[Web page and app entries]
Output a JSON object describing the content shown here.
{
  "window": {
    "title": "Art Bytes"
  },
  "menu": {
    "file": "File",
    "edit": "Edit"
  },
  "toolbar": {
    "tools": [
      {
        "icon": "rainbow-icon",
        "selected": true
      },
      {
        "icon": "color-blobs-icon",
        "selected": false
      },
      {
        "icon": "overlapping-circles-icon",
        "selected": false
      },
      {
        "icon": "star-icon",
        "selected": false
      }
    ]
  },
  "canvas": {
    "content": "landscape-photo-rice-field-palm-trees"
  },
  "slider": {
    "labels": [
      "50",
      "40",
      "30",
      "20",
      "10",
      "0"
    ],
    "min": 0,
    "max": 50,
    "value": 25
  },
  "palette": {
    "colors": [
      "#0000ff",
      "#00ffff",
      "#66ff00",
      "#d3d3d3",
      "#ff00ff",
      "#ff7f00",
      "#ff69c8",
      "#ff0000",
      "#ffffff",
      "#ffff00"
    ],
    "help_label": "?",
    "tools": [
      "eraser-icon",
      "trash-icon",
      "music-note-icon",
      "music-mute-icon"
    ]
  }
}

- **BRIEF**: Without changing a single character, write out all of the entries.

- **FINISHED EXERCISE**:
Output a JSON object describing the content shown here.
{
  "window": {
    "title": "Art Bytes"
  },
  "menu": {
    "file": "File",
    "edit": "Edit"
  },
  "toolbar": {
    "tools": [
      {
        "icon": "rainbow-icon",
        "selected": true
      },
      {
        "icon": "color-blobs-icon",
        "selected": false
      },
      {
        "icon": "overlapping-circles-icon",
        "selected": false
      },
      {
        "icon": "star-icon",
        "selected": false
      }
    ]
  },
  "canvas": {
    "content": "landscape-photo-rice-field-palm-trees"
  },
  "slider": {
    "labels": [
      "50",
      "40",
      "30",
      "20",
      "10",
      "0"
    ],
    "min": 0,
    "max": 50,
    "value": 25
  },
  "palette": {
    "colors": [
      "#0000ff",
      "#00ffff",
      "#66ff00",
      "#d3d3d3",
      "#ff00ff",
      "#ff7f00",
      "#ff69c8",
      "#ff0000",
      "#ffffff",
      "#ffff00"
    ],
    "help_label": "?",
    "tools": [
      "eraser-icon",
      "trash-icon",
      "music-note-icon",
      "music-mute-icon"
    ]
  }
}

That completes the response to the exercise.